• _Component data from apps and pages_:
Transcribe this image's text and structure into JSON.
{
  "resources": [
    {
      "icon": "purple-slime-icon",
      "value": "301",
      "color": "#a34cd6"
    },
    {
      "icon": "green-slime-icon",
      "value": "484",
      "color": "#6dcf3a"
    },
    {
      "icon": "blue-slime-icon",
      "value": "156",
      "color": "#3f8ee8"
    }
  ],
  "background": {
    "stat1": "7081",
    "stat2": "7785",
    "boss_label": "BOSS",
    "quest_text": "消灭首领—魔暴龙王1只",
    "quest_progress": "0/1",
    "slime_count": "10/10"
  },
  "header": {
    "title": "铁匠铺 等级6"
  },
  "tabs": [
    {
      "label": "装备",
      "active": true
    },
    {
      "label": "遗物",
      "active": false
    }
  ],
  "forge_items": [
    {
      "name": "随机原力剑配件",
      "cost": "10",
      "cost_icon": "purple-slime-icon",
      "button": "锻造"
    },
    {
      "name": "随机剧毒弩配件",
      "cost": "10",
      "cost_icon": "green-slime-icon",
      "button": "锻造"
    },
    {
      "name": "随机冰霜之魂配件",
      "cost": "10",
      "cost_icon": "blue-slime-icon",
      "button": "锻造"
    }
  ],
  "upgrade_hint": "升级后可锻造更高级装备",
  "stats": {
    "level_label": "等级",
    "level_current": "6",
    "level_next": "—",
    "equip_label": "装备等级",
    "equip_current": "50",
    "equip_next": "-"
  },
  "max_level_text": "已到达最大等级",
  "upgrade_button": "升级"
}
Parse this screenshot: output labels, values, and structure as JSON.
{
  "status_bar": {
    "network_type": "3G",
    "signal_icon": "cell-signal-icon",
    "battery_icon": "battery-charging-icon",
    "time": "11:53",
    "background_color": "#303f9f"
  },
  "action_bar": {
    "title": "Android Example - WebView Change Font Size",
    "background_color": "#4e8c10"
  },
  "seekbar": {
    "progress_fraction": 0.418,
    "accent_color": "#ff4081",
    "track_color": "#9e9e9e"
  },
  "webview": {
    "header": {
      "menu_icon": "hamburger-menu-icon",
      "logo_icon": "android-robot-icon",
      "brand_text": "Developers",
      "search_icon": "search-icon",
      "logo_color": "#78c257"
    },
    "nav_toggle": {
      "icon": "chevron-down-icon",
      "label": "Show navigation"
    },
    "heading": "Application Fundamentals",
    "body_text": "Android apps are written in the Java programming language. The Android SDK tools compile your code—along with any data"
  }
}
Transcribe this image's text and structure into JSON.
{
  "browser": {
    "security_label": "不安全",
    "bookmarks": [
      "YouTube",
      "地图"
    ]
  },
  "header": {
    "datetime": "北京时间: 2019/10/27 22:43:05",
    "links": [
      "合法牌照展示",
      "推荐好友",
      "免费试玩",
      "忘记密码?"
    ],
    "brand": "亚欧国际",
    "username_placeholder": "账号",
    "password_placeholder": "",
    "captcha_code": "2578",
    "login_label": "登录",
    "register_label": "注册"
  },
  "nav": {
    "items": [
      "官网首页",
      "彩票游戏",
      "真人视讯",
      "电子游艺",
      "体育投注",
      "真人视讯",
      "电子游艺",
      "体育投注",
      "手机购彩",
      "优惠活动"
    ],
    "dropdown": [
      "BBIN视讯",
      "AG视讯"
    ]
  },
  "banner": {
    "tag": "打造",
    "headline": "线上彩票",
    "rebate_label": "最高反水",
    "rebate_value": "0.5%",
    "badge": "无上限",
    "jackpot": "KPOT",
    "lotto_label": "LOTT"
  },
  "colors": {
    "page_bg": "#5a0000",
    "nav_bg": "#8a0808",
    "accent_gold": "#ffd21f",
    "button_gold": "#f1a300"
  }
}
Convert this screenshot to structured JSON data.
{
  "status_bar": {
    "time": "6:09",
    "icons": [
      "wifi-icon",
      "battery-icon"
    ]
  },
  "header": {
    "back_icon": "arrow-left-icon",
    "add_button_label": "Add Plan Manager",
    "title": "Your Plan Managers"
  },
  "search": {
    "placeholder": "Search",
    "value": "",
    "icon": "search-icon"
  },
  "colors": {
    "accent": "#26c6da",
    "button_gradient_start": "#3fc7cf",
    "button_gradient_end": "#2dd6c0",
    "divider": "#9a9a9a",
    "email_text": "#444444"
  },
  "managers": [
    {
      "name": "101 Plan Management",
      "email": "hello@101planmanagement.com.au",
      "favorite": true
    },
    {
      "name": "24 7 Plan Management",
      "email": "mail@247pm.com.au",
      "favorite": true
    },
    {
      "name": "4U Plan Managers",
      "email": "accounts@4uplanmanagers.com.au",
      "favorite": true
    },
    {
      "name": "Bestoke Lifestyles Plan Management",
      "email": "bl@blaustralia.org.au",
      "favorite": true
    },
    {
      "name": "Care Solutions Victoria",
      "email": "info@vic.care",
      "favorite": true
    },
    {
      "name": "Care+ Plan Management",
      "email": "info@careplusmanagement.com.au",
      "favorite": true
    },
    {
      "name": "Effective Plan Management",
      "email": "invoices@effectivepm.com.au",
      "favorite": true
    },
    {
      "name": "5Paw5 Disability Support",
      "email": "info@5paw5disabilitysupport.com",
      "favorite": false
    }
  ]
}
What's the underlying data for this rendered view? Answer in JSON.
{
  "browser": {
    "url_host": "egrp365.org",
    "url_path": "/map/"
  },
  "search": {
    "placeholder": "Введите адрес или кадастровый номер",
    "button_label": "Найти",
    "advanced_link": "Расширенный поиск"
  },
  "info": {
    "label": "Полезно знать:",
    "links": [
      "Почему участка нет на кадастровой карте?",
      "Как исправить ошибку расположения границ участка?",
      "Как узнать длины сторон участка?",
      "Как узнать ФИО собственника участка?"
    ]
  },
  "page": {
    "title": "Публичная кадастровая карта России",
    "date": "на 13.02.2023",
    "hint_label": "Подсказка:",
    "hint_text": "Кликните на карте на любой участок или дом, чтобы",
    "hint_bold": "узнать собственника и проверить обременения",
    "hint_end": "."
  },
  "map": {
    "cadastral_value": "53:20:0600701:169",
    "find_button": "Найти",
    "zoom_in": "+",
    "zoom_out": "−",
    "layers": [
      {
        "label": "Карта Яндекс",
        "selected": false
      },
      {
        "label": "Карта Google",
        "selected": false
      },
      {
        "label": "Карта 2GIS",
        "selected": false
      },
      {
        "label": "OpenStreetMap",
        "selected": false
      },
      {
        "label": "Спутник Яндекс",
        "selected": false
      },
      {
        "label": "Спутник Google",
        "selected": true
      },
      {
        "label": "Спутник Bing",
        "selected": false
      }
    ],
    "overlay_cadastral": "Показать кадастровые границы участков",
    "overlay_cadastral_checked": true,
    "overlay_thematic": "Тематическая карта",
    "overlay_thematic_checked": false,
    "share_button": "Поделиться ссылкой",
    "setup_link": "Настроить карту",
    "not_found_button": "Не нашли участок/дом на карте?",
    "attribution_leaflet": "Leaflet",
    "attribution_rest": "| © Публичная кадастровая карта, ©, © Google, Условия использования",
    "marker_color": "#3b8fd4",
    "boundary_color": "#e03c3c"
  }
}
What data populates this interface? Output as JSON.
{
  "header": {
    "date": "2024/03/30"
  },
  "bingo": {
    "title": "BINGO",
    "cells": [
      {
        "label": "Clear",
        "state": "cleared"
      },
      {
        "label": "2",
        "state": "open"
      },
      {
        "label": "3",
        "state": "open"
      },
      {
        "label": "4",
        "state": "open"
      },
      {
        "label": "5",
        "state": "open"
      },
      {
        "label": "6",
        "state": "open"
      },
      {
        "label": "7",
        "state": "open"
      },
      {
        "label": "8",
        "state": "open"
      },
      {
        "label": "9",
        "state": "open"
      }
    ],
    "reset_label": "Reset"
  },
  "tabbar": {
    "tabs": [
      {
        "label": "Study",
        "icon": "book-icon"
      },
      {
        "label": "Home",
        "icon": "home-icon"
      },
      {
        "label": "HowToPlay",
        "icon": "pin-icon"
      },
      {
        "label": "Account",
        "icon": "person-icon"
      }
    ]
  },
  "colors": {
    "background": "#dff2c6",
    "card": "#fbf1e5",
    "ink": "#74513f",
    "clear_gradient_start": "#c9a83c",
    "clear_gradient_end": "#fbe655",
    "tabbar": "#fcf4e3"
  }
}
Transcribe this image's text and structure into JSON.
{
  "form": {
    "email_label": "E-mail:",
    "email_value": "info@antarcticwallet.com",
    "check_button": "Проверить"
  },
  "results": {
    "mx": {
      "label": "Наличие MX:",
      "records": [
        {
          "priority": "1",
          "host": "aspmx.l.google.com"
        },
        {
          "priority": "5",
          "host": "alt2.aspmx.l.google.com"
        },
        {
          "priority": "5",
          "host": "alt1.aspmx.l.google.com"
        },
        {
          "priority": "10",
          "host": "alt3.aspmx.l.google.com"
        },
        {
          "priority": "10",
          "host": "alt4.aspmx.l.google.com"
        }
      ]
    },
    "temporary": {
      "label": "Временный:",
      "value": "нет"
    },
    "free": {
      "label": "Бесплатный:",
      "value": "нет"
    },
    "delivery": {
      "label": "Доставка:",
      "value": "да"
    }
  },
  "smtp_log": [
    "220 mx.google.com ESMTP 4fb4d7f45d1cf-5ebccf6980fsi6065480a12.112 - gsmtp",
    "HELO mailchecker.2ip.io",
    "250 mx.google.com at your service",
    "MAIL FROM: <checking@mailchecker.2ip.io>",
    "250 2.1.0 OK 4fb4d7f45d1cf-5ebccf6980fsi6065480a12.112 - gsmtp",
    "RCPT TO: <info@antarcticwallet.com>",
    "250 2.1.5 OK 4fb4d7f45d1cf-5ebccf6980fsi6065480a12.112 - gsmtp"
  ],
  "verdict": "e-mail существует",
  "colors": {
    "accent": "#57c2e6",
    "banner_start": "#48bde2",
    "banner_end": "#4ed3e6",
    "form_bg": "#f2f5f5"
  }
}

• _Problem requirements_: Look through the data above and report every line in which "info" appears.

• _Reply_:
      "email": "info@vic.care",
      "email": "info@careplusmanagement.com.au",
      "email": "info@5paw5disabilitysupport.com",
  "info": {
    "email_value": "info@antarcticwallet.com",
    "RCPT TO: <info@antarcticwallet.com>",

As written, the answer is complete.